If there are other issues, like the over-leverage (borrowing) of banks themselves and over-exposure to mortgages from synthetic “derivatives”, it can cause the bank itself to fail. Then people don’t get paid on time, and the financial system breaks down, causing a depression. This is what almost happened in 2008.

The way the Fed would provide this liquidity insurance is by requiring banks to put up collateral against their deposits in exchange for a loan from the Fed to cover their deposits during a run. So depositors will be guaranteed to get their money at the ATM, thus there won’t be a run because they know their money is safe.

Even more clever, the Fed puts a “haircut” on the value of the asset being put up by the bank as collateral. If it is a suprime mortgage backed security, the Fed can say, “I put a 100% haircut on that asset”. Meaning it is worthless because it is just too complicated and risky. Remember this putting up of collateral is happening during a calm time, not in the pressure cooker of a crisis.

By putting a haircut on the price of assets the bank puts up, it forces the bank itself to hold higher quality assets to cover its deposits, making the banking system safer and more transparent. Furthermore, the Fed will be conservative in valuing assets. So it is very unlikely to lose taxpayer money when it sells them after the crisis has passed.
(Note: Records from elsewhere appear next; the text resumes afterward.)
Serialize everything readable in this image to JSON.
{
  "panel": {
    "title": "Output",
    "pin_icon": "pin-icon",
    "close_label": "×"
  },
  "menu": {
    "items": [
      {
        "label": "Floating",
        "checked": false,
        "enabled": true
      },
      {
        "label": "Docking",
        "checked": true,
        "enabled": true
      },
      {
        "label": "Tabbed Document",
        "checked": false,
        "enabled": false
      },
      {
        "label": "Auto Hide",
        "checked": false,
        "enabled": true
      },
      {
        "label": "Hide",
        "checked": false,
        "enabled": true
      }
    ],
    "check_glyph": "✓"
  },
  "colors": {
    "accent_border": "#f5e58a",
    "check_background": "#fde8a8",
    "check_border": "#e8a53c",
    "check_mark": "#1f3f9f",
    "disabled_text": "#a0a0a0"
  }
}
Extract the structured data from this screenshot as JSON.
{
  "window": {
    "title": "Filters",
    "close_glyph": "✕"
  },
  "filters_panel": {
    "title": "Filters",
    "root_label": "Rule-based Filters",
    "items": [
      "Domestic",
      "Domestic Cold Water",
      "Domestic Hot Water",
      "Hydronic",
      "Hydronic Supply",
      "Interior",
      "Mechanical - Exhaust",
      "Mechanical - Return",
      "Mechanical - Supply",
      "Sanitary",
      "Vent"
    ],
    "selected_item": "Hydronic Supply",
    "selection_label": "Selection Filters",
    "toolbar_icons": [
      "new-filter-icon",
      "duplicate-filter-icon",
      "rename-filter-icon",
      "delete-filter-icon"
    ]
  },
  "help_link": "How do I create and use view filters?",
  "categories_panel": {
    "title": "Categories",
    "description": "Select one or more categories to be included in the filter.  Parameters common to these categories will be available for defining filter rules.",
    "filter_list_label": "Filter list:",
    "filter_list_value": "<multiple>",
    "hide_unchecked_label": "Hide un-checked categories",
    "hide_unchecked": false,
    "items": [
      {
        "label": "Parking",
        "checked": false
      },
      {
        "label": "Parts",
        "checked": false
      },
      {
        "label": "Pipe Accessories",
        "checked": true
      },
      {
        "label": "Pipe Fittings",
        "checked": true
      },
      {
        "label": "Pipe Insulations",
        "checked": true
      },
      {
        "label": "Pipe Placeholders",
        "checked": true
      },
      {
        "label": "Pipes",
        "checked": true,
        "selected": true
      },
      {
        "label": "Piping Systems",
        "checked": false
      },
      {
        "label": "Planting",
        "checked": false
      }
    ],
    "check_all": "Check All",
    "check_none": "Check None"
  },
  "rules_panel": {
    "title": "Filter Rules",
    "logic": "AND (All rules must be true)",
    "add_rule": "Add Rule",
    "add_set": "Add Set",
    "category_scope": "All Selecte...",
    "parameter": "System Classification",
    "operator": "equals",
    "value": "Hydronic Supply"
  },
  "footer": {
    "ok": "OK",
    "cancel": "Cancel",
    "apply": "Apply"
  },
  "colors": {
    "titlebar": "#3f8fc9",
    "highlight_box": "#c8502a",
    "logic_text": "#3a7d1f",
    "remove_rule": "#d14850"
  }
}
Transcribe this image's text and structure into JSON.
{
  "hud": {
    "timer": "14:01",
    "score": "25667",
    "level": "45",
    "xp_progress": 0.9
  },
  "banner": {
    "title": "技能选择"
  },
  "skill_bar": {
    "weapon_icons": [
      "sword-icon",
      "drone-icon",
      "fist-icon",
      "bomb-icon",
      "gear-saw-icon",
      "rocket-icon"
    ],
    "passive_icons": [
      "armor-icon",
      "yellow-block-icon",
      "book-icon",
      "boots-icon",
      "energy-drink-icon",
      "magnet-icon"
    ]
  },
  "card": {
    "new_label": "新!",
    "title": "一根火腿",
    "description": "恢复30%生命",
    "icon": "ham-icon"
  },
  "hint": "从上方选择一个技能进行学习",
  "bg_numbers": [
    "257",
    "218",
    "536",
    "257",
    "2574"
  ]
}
Banks can be phased into this liquidity insurance program over time.

Instead of the capital ratio and ridiculously complicated, poor curve fitting, hopelessly past data dependent, single risk formula, you have the liquidity ratio:

(total liquid liabilities; i.e. deposits and short term loans) — (total liquid assets; i.e. bank money parked at Fed plus collateral they put up)

divided by total bank balance sheet.

One ratio.

2) Second, he proposes, when banks fail because of mismanagement in general, bankruptcy can transfer the depositors to a new bank, thus the system itself is not hurt by the bankruptcy. The Fed can even give them their money directly, as it has claimed the collateral from the failed bank. Payment responsibilities are handled by Fed then transferred to new bank.

3) Put a cap on bank leverage. The reason 4% of defaults in total mortgage market brought down total system of money and banking is because banks were levered 40 to 50 times their equity, or more, and a lot of it was bets with hedge funds and each other placed on mortgages and mortgage backed securities while for profit rating agencies mis-evaluated (and misreported to the Fed! Thus Fed needs to use independent non-profit ratings agencies and direct internal hires to objectively price collateral).

Imagine if you borrowed 50 times your household cash and gambled it away. That’s what these venerable big banks did.

So, King suggests putting a much lower cap on leverage, like 5 times.

In conclusion, one ratio, one rule, and a bankruptcy process can replace 2300 pages of confusing and ultimately questionable (in terms of its formula integrity) regulatory morass.